Exercise goal: Write every record below out exactly; no images.

Excerpted data:
[Start of section]

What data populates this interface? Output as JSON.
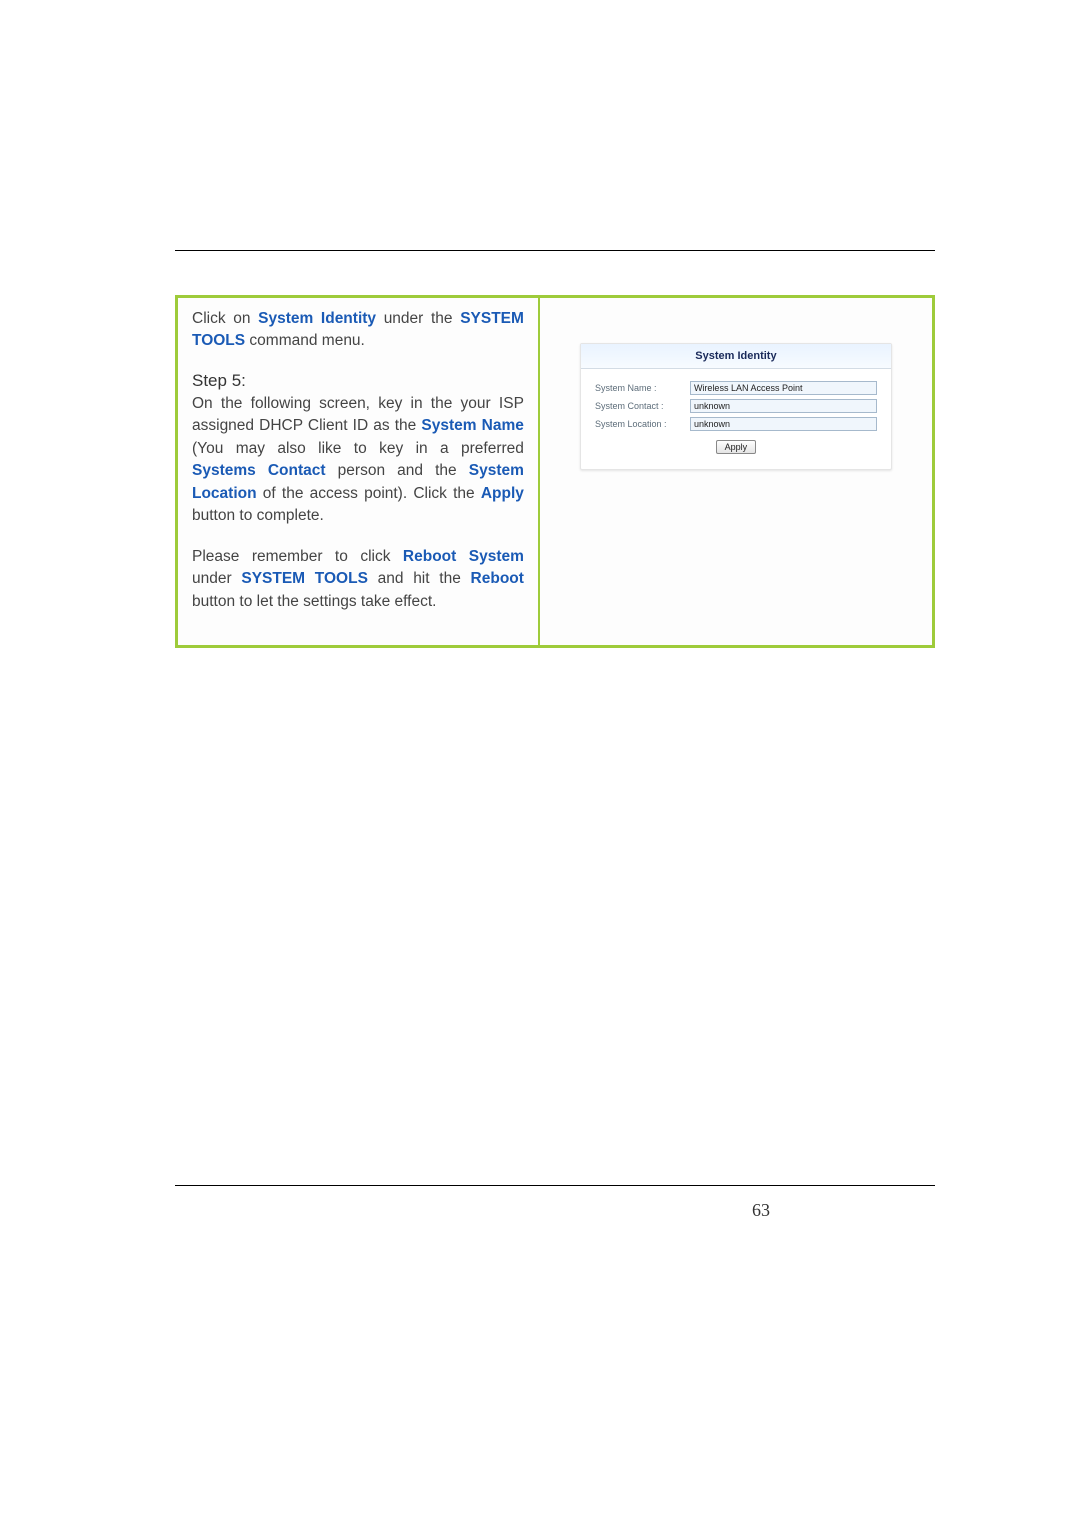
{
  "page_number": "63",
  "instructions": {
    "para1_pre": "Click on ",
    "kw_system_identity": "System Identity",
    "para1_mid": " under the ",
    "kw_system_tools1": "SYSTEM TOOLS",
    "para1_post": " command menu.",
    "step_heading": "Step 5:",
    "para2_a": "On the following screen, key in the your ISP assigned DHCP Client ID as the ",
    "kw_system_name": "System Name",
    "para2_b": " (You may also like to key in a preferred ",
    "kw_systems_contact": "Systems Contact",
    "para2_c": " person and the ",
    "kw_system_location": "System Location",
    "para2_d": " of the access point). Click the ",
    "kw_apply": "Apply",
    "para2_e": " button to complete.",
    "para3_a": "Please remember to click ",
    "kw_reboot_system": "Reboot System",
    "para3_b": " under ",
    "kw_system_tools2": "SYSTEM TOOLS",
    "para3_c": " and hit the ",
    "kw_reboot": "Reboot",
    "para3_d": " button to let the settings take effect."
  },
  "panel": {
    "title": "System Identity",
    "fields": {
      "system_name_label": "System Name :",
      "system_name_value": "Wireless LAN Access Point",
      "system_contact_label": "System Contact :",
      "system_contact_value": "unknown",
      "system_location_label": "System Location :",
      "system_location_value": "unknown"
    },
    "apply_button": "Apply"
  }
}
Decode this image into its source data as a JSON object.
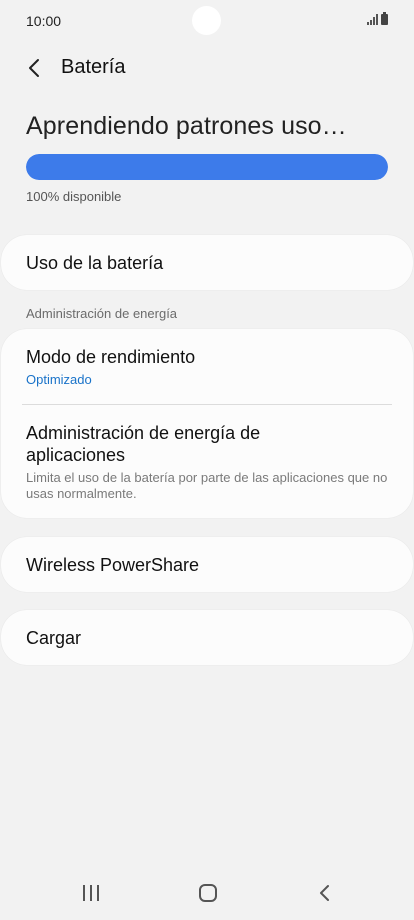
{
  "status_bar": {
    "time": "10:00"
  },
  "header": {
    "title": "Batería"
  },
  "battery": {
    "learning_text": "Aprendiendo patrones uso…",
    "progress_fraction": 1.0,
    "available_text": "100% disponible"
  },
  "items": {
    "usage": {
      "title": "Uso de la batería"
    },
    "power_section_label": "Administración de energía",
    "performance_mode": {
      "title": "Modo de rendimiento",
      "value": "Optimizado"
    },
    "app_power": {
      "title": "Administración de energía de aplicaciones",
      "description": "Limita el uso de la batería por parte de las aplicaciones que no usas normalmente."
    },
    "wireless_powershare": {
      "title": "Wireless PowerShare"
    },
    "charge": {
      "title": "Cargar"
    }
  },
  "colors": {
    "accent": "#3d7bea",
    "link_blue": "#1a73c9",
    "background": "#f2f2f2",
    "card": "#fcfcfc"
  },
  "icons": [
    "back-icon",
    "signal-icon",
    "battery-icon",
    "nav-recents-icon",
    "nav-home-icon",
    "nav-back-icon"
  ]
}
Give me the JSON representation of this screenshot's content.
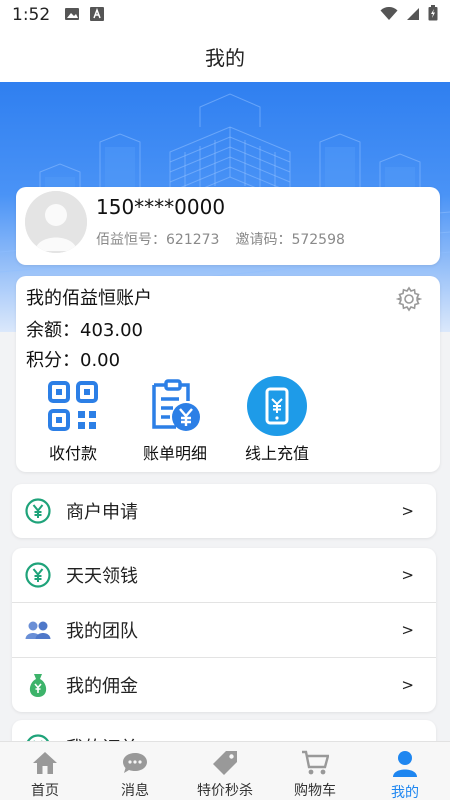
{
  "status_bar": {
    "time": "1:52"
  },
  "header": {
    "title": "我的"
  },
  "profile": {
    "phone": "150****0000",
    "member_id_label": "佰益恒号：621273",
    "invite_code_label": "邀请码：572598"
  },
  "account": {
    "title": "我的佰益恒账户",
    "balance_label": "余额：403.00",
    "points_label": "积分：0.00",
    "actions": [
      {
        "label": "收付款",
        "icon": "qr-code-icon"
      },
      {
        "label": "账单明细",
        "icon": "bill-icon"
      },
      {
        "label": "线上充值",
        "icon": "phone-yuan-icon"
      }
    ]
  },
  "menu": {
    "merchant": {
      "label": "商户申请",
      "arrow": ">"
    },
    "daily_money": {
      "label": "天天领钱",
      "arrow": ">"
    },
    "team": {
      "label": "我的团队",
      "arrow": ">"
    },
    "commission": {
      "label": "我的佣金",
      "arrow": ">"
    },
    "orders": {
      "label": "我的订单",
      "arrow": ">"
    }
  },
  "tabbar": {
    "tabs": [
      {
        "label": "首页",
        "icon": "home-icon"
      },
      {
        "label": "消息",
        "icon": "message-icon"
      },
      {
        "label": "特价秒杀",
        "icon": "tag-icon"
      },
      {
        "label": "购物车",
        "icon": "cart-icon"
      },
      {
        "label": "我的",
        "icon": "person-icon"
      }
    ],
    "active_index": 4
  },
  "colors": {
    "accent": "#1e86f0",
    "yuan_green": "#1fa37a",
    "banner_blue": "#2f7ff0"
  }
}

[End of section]

Response to this exercise:
What data populates this interface? Output as JSON.
{
  "page_number": "63",
  "instructions": {
    "para1_pre": "Click on ",
    "kw_system_identity": "System Identity",
    "para1_mid": " under the ",
    "kw_system_tools1": "SYSTEM TOOLS",
    "para1_post": " command menu.",
    "step_heading": "Step 5:",
    "para2_a": "On the following screen, key in the your ISP assigned DHCP Client ID as the ",
    "kw_system_name": "System Name",
    "para2_b": " (You may also like to key in a preferred ",
    "kw_systems_contact": "Systems Contact",
    "para2_c": " person and the ",
    "kw_system_location": "System Location",
    "para2_d": " of the access point). Click the ",
    "kw_apply": "Apply",
    "para2_e": " button to complete.",
    "para3_a": "Please remember to click ",
    "kw_reboot_system": "Reboot System",
    "para3_b": " under ",
    "kw_system_tools2": "SYSTEM TOOLS",
    "para3_c": " and hit the ",
    "kw_reboot": "Reboot",
    "para3_d": " button to let the settings take effect."
  },
  "panel": {
    "title": "System Identity",
    "fields": {
      "system_name_label": "System Name :",
      "system_name_value": "Wireless LAN Access Point",
      "system_contact_label": "System Contact :",
      "system_contact_value": "unknown",
      "system_location_label": "System Location :",
      "system_location_value": "unknown"
    },
    "apply_button": "Apply"
  }
}
Decode this image into its source data as a JSON object.
{
  "status_bar": {
    "time": "10:00"
  },
  "header": {
    "title": "Batería"
  },
  "battery": {
    "learning_text": "Aprendiendo patrones uso…",
    "progress_fraction": 1.0,
    "available_text": "100% disponible"
  },
  "items": {
    "usage": {
      "title": "Uso de la batería"
    },
    "power_section_label": "Administración de energía",
    "performance_mode": {
      "title": "Modo de rendimiento",
      "value": "Optimizado"
    },
    "app_power": {
      "title": "Administración de energía de aplicaciones",
      "description": "Limita el uso de la batería por parte de las aplicaciones que no usas normalmente."
    },
    "wireless_powershare": {
      "title": "Wireless PowerShare"
    },
    "charge": {
      "title": "Cargar"
    }
  },
  "colors": {
    "accent": "#3d7bea",
    "link_blue": "#1a73c9",
    "background": "#f2f2f2",
    "card": "#fcfcfc"
  },
  "icons": [
    "back-icon",
    "signal-icon",
    "battery-icon",
    "nav-recents-icon",
    "nav-home-icon",
    "nav-back-icon"
  ]
}
Give me the JSON representation of this screenshot's content.
{
  "status_bar": {
    "time": "1:52"
  },
  "header": {
    "title": "我的"
  },
  "profile": {
    "phone": "150****0000",
    "member_id_label": "佰益恒号：621273",
    "invite_code_label": "邀请码：572598"
  },
  "account": {
    "title": "我的佰益恒账户",
    "balance_label": "余额：403.00",
    "points_label": "积分：0.00",
    "actions": [
      {
        "label": "收付款",
        "icon": "qr-code-icon"
      },
      {
        "label": "账单明细",
        "icon": "bill-icon"
      },
      {
        "label": "线上充值",
        "icon": "phone-yuan-icon"
      }
    ]
  },
  "menu": {
    "merchant": {
      "label": "商户申请",
      "arrow": ">"
    },
    "daily_money": {
      "label": "天天领钱",
      "arrow": ">"
    },
    "team": {
      "label": "我的团队",
      "arrow": ">"
    },
    "commission": {
      "label": "我的佣金",
      "arrow": ">"
    },
    "orders": {
      "label": "我的订单",
      "arrow": ">"
    }
  },
  "tabbar": {
    "tabs": [
      {
        "label": "首页",
        "icon": "home-icon"
      },
      {
        "label": "消息",
        "icon": "message-icon"
      },
      {
        "label": "特价秒杀",
        "icon": "tag-icon"
      },
      {
        "label": "购物车",
        "icon": "cart-icon"
      },
      {
        "label": "我的",
        "icon": "person-icon"
      }
    ],
    "active_index": 4
  },
  "colors": {
    "accent": "#1e86f0",
    "yuan_green": "#1fa37a",
    "banner_blue": "#2f7ff0"
  }
}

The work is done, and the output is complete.